━━━━━ Supplied records
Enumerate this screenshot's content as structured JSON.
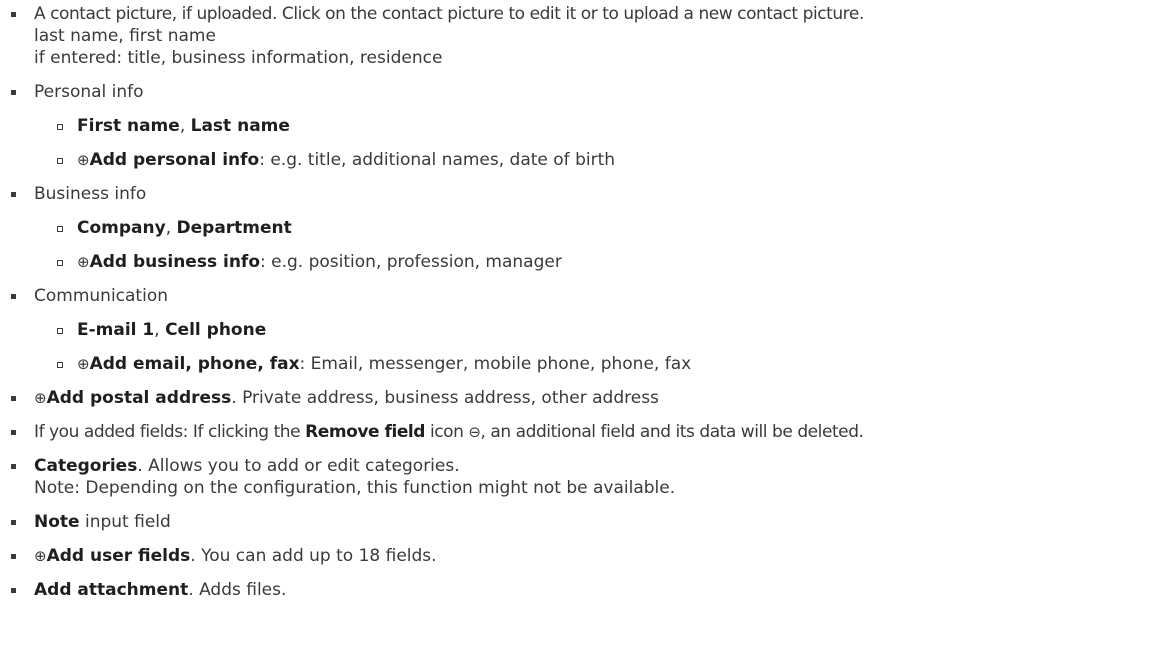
{
  "items": {
    "contact": {
      "line1": "A contact picture, if uploaded. Click on the contact picture to edit it or to upload a new contact picture.",
      "line2": "last name, first name",
      "line3": "if entered: title, business information, residence"
    },
    "personal": {
      "label": "Personal info",
      "sub1": {
        "b1": "First name",
        "sep": ", ",
        "b2": "Last name"
      },
      "sub2": {
        "icon": "⊕",
        "b": "Add personal info",
        "text": ": e.g. title, additional names, date of birth"
      }
    },
    "business": {
      "label": "Business info",
      "sub1": {
        "b1": "Company",
        "sep": ", ",
        "b2": "Department"
      },
      "sub2": {
        "icon": "⊕",
        "b": "Add business info",
        "text": ": e.g. position, profession, manager"
      }
    },
    "communication": {
      "label": "Communication",
      "sub1": {
        "b1": "E-mail 1",
        "sep": ", ",
        "b2": "Cell phone"
      },
      "sub2": {
        "icon": "⊕",
        "b": "Add email, phone, fax",
        "text": ": Email, messenger, mobile phone, phone, fax"
      }
    },
    "postal": {
      "icon": "⊕",
      "b": "Add postal address",
      "text": ". Private address, business address, other address"
    },
    "remove": {
      "pre": "If you added fields: If clicking the ",
      "b": "Remove field",
      "mid": " icon ",
      "icon": "⊖",
      "post": ", an additional field and its data will be deleted."
    },
    "categories": {
      "b": "Categories",
      "text": ". Allows you to add or edit categories.",
      "note": "Note: Depending on the configuration, this function might not be available."
    },
    "note": {
      "b": "Note",
      "text": " input field"
    },
    "userfields": {
      "icon": "⊕",
      "b": "Add user fields",
      "text": ". You can add up to 18 fields."
    },
    "attachment": {
      "b": "Add attachment",
      "text": ". Adds files."
    }
  }
}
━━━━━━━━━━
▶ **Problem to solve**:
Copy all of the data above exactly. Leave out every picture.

▶ **Written solution**:
Enumerate this screenshot's content as structured JSON.
{
  "items": {
    "contact": {
      "line1": "A contact picture, if uploaded. Click on the contact picture to edit it or to upload a new contact picture.",
      "line2": "last name, first name",
      "line3": "if entered: title, business information, residence"
    },
    "personal": {
      "label": "Personal info",
      "sub1": {
        "b1": "First name",
        "sep": ", ",
        "b2": "Last name"
      },
      "sub2": {
        "icon": "⊕",
        "b": "Add personal info",
        "text": ": e.g. title, additional names, date of birth"
      }
    },
    "business": {
      "label": "Business info",
      "sub1": {
        "b1": "Company",
        "sep": ", ",
        "b2": "Department"
      },
      "sub2": {
        "icon": "⊕",
        "b": "Add business info",
        "text": ": e.g. position, profession, manager"
      }
    },
    "communication": {
      "label": "Communication",
      "sub1": {
        "b1": "E-mail 1",
        "sep": ", ",
        "b2": "Cell phone"
      },
      "sub2": {
        "icon": "⊕",
        "b": "Add email, phone, fax",
        "text": ": Email, messenger, mobile phone, phone, fax"
      }
    },
    "postal": {
      "icon": "⊕",
      "b": "Add postal address",
      "text": ". Private address, business address, other address"
    },
    "remove": {
      "pre": "If you added fields: If clicking the ",
      "b": "Remove field",
      "mid": " icon ",
      "icon": "⊖",
      "post": ", an additional field and its data will be deleted."
    },
    "categories": {
      "b": "Categories",
      "text": ". Allows you to add or edit categories.",
      "note": "Note: Depending on the configuration, this function might not be available."
    },
    "note": {
      "b": "Note",
      "text": " input field"
    },
    "userfields": {
      "icon": "⊕",
      "b": "Add user fields",
      "text": ". You can add up to 18 fields."
    },
    "attachment": {
      "b": "Add attachment",
      "text": ". Adds files."
    }
  }
}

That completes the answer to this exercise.